South Africa’s agricultural machinery sales fell notably in February 2024. The tractor sales were down 34% y/y, with 516 units sold, and the combine harvester sales were down 54%, with 18 units sold. This significant sales decline broadly reflects the normalization of sales after a few years of robust activity.

For example, South Africa’s tractor sales for 2022 amounted to 9,181 units, up 17% y/y and the highest annual sales for the past 40 years. The combine harvesters also had an excellent performance of 373 units in 2022, up 38% y/y and the highest yearly sales figure since 1985.

The sales for the year before were also exceptional. These generally strong agricultural machinery sales these past few years were primarily on the back of large grain and oilseed harvests. In 2023, the tractor sales were down marginally from the previous year, while the combine harvester sales held the last year’s momentum.

Thus, we think the agricultural machinery sales will begin a correction period this year.
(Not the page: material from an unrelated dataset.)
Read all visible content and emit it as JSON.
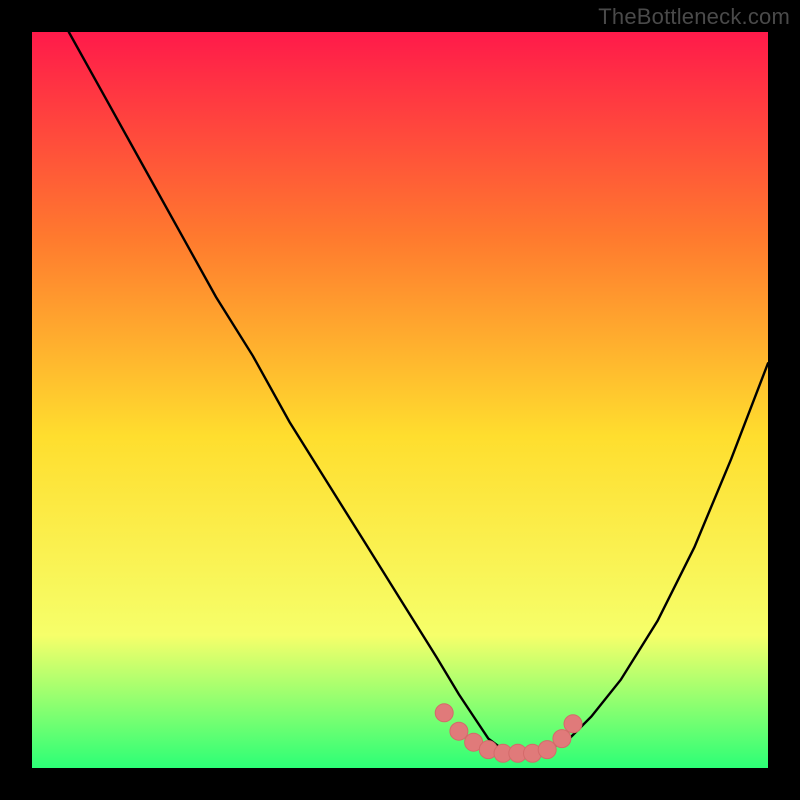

Thus, while in the past, agricultural machinery sales would be read as one of the early indicators of the health of the farming sector, this time around, the sales should be read differently for the reasons we stated above.
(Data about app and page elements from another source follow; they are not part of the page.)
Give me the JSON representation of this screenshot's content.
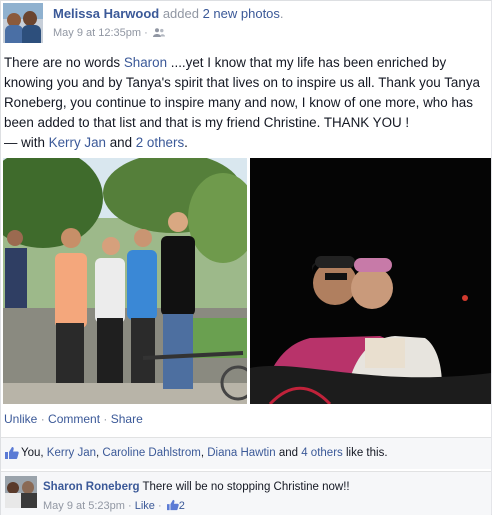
{
  "post": {
    "author": "Melissa Harwood",
    "action_prefix": " added ",
    "action_link": "2 new photos",
    "action_suffix": ".",
    "timestamp": "May 9 at 12:35pm",
    "meta_sep": " · ",
    "audience_icon": "friends-icon",
    "text_part1": "There are no words ",
    "mention": "Sharon",
    "text_part2": " ....yet I know that my life has been enriched by knowing you and by Tanya's spirit that lives on to inspire us all. Thank you Tanya Roneberg, you continue to inspire many and now, I know of one more, who has been added to that list and that is my friend Christine. THANK YOU !",
    "with_prefix": "— with ",
    "with_person": "Kerry Jan",
    "with_and": " and ",
    "with_others": "2 others",
    "with_end": "."
  },
  "actions": {
    "unlike": "Unlike",
    "comment": "Comment",
    "share": "Share",
    "sep": " · "
  },
  "likes": {
    "you": "You, ",
    "names": [
      "Kerry Jan",
      "Caroline Dahlstrom",
      "Diana Hawtin"
    ],
    "comma": ", ",
    "and": " and ",
    "others": "4 others",
    "suffix": " like this."
  },
  "comment": {
    "author": "Sharon Roneberg",
    "text": "There will be no stopping Christine now!!",
    "timestamp": "May 9 at 5:23pm",
    "sep": " · ",
    "like_label": "Like",
    "like_count": "2"
  },
  "colors": {
    "link": "#3b5998",
    "muted": "#9197a3",
    "bar_bg": "#f6f7f9"
  }
}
The farmers planted a decent area of 4,4 million hectares in the 2023/24 summer crop season, up 1% y/y, which means that the lower sales do not necessarily indicate a decline in the area planted.

Still, the improvement in the area planting does not signal a better outlook in terms of output. South African agricultural sector is not in good shape because of the persistent heatwave and dryness associated with the El Niño cycle.
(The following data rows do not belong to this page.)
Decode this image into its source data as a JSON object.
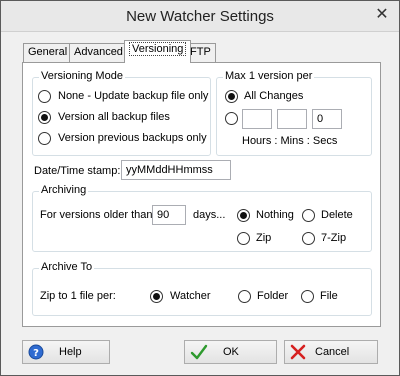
{
  "window": {
    "title": "New Watcher Settings",
    "close_glyph": "✕"
  },
  "tabs": [
    {
      "label": "General"
    },
    {
      "label": "Advanced"
    },
    {
      "label": "Versioning",
      "active": true
    },
    {
      "label": "FTP"
    }
  ],
  "versioning_mode": {
    "title": "Versioning Mode",
    "options": [
      {
        "label": "None - Update backup file only",
        "checked": false
      },
      {
        "label": "Version all backup files",
        "checked": true
      },
      {
        "label": "Version previous backups only",
        "checked": false
      }
    ]
  },
  "max_version": {
    "title": "Max 1 version per",
    "all_changes_label": "All Changes",
    "all_changes_checked": true,
    "interval_checked": false,
    "hours": "",
    "mins": "",
    "secs": "0",
    "units_label": "Hours : Mins : Secs"
  },
  "datetime": {
    "label": "Date/Time stamp:",
    "value": "yyMMddHHmmss"
  },
  "archiving": {
    "title": "Archiving",
    "older_than_label": "For versions older than",
    "days_value": "90",
    "days_label": "days...",
    "options": [
      {
        "label": "Nothing",
        "checked": true
      },
      {
        "label": "Delete",
        "checked": false
      },
      {
        "label": "Zip",
        "checked": false
      },
      {
        "label": "7-Zip",
        "checked": false
      }
    ]
  },
  "archive_to": {
    "title": "Archive To",
    "zip_label": "Zip to 1 file per:",
    "options": [
      {
        "label": "Watcher",
        "checked": true
      },
      {
        "label": "Folder",
        "checked": false
      },
      {
        "label": "File",
        "checked": false
      }
    ]
  },
  "buttons": {
    "help": "Help",
    "ok": "OK",
    "cancel": "Cancel"
  },
  "icons": {
    "help": "help-icon",
    "ok": "check-icon",
    "cancel": "cross-icon"
  },
  "colors": {
    "ok_check": "#2e9a2e",
    "cancel_cross": "#d62020",
    "help_blue": "#2f6bd1"
  }
}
The Crop Estimates Committee at the end of February already showed a double-digit decline in various major grains and oilseed harvests. For example, total maize harvest was estimated at 14,3 million tonnes (down 13% y/y) and soybeans at 2,1 million tonnes, down 23% y/y.

Given that weather conditions have remained excessively hot and dry since the release of these figures at the end of February, crop conditions have deteriorated notably in various regions of the country.

Therefore, more reliable production figures for the 2023/24 summer grain will be released by the Crop Estimates Committee at the end of March, and that will provide us with a better guide into the 2024 outlook for the sector and the financial position of the farmers.

The possible poor crop harvest this year and the factors highlighted above suggest that agricultural machinery sales will likely remain weak in the coming months and 2025.

Moreover, the relatively higher interest rates have pressured South African farmers’ finances over the past few months.

Also worth noting is that while other input cost prices, such as fertilizer and agrochemicals, have softened in 2023, the price levels were still well above long-term levels, thus adding pressure on farmers’ finances during the planting period of the 2023/24 summer grain season.

In essence, the South African agricultural machinery market will likely be under pressure this year; the rebalancing after excellent years of sales coincides with a tough production season that strains farmers’ finances.

Follow me on Twitter (@WandileSihlobo). E-mail:

Pin It on Pinterest

Share This